In my experience as an educator, I have come to believe that our research abilities should enhance, rather than hinder, the honing of our pedagogical training. Because my research deals heavily with how technology affects storytelling, technology itself has become an essential tool in my classroom. Technology’s impact on today’s students is at the highest it has ever been, and this influence only continues to grow; our students are already completing the majority of their daily composition and reading through digital tools outside of class time. Therefore, it makes sense to utilize this familiarity in the classroom when possible, and teach students to view digital tools and data with the same critical lens that they would a work of literature.
As part of my interest in incorporating engaging digital tools into my classroom, I created Hack the Library, an alternate-reality game (ARG) designed to introduce and develop library research skills using the ARIS Platform. In addition to providing a demonstration of Hack the Library at the University of Louisiana’s 2017 THATCamp, I have also implemented Hack the Library into multiple courses, as I continue to build on and use the game to introduce my students to the resources available to them through the LSU library system. For more information on Hack the Library, see its site page by clicking here.

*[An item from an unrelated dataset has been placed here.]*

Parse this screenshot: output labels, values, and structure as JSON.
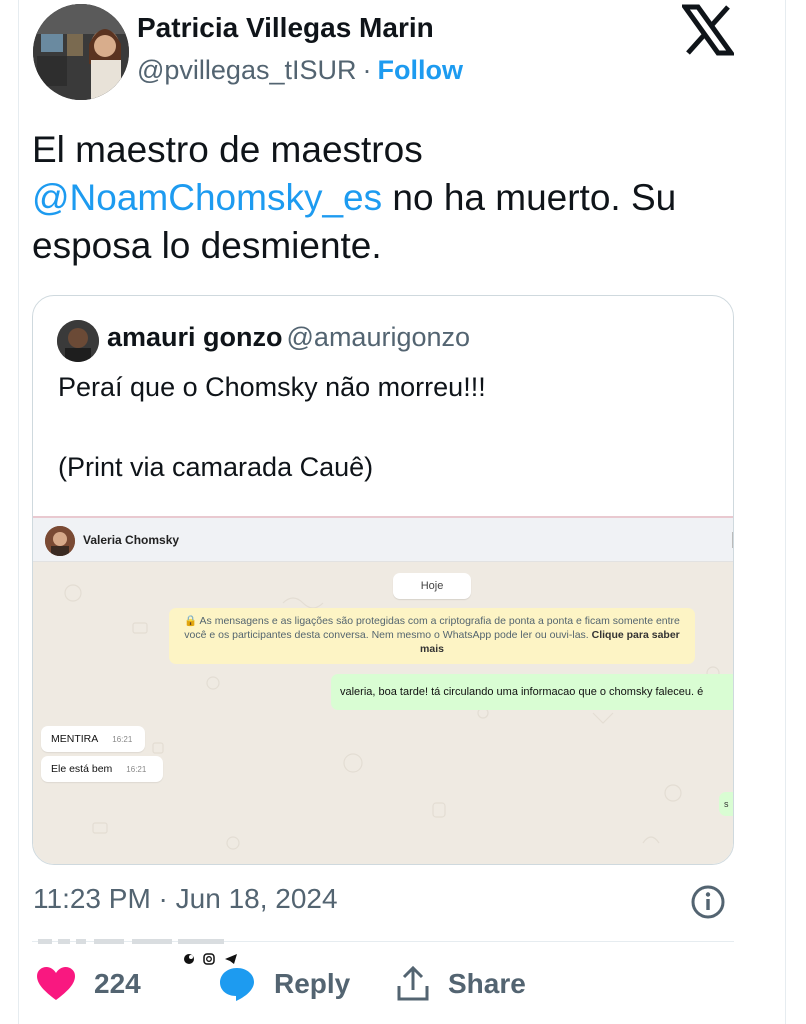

In my quest to learn better practices for incorporating digital tools into my composition and literary courses, I applied for and was accepted to the LSU Digital Scholarship Lab’s Digital Pedagogy Fellow program during the 2016-2017 school year. My position as a Digital Pedagogy Fellow allowed me to participate in numerous digital pedagogy workshops and hear about the successes of my fellow educators, while also receiving feedback on my own digital pedagogy-based lesson plans. The culmination of the program’s workshops resulted in a creative assignment for my ENGL 2123 course, “Videogames and Literature,” in which students were asked to adapt a work of literature into an interactive fiction game using the Twine software. The Digital Pedagogy Fellows program was essential for the successful implementation and outcome of the assignment, as the program presented me with valuable ideas for effectively scaffolding the assignment. For more information on the project, click here.
I am also a weekly participant in the #MinecraftEDU chat, a community of educators, students, and Minecraft players who discuss the incorporation of the video game Minecraft in the classroom. Participating in these weekly chats for the past two years has allowed me to speak with a variety of digital humanists who are actively practicing digital pedagogy, fostering a community of diverse educators.
Finally, in July 2018, I will join 21 other educators from around the U.S. for the NEH Institute, “Textual Data and Digital Texts in the Undergraduate Classroom.” According to the institute’s website, “This institute is designed for those who teach or support undergraduate text-based humanities courses and are interested in learning ways to implement digital tools and methods in their pedagogy. The institute welcomes professors, graduate students, library faculty and staff, and instructors.” I am looking forward to continuing my pedagogical training at the institute this summer.